2 determining customer demand would be based on such things as historical demand and consideration of market factors. A market-making desk may hedge the risks of its market-making activity under this exemption, provided it is acting in accordance with certain risk-management procedures required under the final rules.
This exemption would apply to hedging activity that is designed to reduce, and demonstrably reduces or significantly mitigates, specific, identifiable risks of individual or aggregated positions of the banking entity. The banking entity would also be required to conduct an analysis (including correlation analysis) supporting its hedging strategy, and the effectiveness of hedges must be monitored and recalibrated as necessary on an ongoing basis. The final rules also would require banking entities to document, contemporaneously with the transaction, the hedging rationale for certain transactions that present heightened compliance risks.
Trading in certain government obligations.
The final rules would permit a banking entity to continue to engage in proprietary trading in U.S. government, agency, state, and municipal obligations. They also would permit, in more limited circumstances, proprietary trading in the obligations of a foreign sovereign or its political subdivisions.

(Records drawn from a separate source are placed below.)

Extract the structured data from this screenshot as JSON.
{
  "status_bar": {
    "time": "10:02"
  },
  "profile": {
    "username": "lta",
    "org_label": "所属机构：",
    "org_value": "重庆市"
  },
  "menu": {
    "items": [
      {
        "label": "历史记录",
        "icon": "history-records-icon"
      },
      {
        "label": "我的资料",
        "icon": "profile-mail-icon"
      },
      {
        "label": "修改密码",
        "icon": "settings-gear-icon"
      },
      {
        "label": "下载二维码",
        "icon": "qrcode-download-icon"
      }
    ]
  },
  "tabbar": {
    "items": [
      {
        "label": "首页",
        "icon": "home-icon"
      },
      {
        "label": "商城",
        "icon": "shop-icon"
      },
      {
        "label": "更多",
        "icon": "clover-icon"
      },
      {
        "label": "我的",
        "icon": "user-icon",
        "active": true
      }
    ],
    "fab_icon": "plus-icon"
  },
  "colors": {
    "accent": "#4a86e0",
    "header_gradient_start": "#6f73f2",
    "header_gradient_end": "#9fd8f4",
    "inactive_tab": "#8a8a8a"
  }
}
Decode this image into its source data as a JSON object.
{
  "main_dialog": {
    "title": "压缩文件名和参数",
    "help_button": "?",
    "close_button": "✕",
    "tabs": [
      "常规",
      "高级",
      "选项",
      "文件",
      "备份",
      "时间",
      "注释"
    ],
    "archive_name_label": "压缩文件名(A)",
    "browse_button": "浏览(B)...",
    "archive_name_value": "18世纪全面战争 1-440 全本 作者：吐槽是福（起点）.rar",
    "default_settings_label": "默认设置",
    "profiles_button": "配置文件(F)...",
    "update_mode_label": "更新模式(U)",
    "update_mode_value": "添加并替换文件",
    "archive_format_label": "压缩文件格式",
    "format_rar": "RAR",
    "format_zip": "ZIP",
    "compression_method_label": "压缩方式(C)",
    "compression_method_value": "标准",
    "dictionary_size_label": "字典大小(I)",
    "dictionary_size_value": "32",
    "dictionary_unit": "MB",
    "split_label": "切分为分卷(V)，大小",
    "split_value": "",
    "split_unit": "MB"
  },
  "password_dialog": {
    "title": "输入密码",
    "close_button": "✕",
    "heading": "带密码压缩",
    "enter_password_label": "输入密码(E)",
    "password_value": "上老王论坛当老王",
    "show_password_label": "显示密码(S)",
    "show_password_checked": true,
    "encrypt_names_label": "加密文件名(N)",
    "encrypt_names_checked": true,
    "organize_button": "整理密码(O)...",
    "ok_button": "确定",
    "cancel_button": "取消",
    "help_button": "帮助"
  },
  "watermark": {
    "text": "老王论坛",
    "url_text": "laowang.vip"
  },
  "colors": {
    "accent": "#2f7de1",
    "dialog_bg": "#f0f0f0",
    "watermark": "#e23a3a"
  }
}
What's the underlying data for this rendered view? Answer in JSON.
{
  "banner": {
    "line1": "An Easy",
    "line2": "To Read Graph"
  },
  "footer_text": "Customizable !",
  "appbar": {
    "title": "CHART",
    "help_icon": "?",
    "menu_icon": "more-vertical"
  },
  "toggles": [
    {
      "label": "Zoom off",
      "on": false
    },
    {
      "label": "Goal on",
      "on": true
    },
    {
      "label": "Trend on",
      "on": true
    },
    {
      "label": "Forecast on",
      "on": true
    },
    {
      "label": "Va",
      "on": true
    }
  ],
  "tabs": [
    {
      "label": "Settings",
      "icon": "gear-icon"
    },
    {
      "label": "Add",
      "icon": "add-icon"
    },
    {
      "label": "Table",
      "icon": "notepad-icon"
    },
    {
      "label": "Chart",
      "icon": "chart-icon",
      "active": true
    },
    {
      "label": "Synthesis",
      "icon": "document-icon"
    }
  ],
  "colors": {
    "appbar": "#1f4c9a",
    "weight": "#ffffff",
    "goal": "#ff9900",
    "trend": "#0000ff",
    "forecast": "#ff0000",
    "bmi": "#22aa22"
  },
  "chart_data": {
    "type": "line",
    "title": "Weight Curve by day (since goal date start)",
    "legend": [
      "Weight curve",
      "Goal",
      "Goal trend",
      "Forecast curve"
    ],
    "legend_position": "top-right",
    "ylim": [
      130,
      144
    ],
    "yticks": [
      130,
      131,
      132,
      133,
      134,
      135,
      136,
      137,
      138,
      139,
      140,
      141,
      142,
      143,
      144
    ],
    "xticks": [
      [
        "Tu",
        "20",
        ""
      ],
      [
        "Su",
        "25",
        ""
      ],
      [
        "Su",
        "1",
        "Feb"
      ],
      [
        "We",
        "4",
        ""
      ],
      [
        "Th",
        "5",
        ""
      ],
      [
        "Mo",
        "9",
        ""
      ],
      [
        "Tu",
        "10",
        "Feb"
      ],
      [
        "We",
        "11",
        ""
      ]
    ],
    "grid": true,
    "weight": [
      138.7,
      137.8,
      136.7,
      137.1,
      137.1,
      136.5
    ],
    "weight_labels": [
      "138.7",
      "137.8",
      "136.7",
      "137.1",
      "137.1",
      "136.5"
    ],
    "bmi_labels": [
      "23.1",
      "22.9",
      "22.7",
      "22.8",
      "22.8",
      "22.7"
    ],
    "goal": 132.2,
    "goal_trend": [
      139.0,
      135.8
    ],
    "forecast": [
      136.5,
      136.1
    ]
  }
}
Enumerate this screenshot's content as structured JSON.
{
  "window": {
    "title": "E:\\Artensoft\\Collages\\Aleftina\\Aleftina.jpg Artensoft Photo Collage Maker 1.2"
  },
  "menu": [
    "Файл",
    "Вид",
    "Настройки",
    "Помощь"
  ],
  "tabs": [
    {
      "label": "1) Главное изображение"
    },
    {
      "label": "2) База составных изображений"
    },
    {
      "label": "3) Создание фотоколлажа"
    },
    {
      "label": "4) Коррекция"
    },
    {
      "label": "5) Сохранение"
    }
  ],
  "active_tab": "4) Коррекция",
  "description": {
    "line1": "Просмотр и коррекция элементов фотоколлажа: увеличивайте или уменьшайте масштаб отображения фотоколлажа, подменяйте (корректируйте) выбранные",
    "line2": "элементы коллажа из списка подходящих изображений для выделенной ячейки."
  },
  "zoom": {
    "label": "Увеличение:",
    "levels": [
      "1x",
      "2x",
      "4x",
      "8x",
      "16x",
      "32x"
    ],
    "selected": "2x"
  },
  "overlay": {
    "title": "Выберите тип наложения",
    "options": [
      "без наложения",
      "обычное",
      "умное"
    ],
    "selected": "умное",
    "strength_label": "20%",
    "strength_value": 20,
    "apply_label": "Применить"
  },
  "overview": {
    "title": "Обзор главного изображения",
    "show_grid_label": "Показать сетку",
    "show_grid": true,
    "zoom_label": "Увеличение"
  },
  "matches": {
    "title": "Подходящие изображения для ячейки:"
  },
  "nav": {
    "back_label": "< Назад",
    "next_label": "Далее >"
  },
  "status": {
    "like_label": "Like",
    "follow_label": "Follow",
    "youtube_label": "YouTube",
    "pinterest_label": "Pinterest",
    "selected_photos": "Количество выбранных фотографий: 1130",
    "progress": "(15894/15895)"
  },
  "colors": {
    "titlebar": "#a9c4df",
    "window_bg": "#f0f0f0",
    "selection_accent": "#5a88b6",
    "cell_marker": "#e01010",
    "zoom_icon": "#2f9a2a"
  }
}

Certain trading activities of foreign banking entities:
The final rules generally would not prohibit trading by foreign banking entities, provided the trading decisions and principal risks of the foreign banking entity occur and are held outside of the United States. Such transactions may involve U.S. entities only under certain circumstances. Specifically, an exempt transaction may occur a) with the foreign operations of U.S. entities; b) in cleared transactions with an unaffiliated market intermediary acting as principal; or c) in cleared transactions through an unaffiliated market intermediary acting as agent, conducted anonymously on an exchange or similar trading facility.
Other permitted activities:
The final rules would exempt, provided certain requirements are met, trading on behalf of a customer in a fiduciary capacity or in riskless principal trades and activities of an insurance company for its general or separate account.
The final rules would clarify which activities are not considered proprietary trading, provided certain requirements are met, including trading solely as an agent, broker, or custodian; through a deferred compensation or similar plan; to satisfy a debt previously contracted; under certain repurchase and securities lending agreements; for liquidity management in accordance with a documented liquidity plan; in connection with certain clearing activities; or to satisfy certain existing legal obligations.
Covered Fund Prohibitions
The final rules would prohibit banking entities from owning and sponsoring hedge funds and private equity funds, referred to as “covered funds.” Under the final rules, the definition of covered funds encompasses any issuer that would be an investment company under the Investment Company Act if it were not otherwise excluded by two provisions of that Act, section 3(c)(1) or 3(c)(7). The final rules also would include in the definition of covered funds certain foreign funds and commodity pools, but defined in a more limited manner than under the proposed rule.
final rules would exclude from the definition of covered fund certain entities with more general corporate purposes such as wholly-owned subsidiaries, joint ventures, and acquisition vehicles, as well as SEC-registered investment companies and business development companies. Other exclusions would apply to certain foreign funds publicly offered abroad, loan securitizations, insurance company separate accounts, and small business investment company and public welfare investments.
As provided by the Dodd-Frank Act, the final rules would permit a banking entity, subject to appropriate conditions, to invest in or sponsor a covered fund in connection with: organizing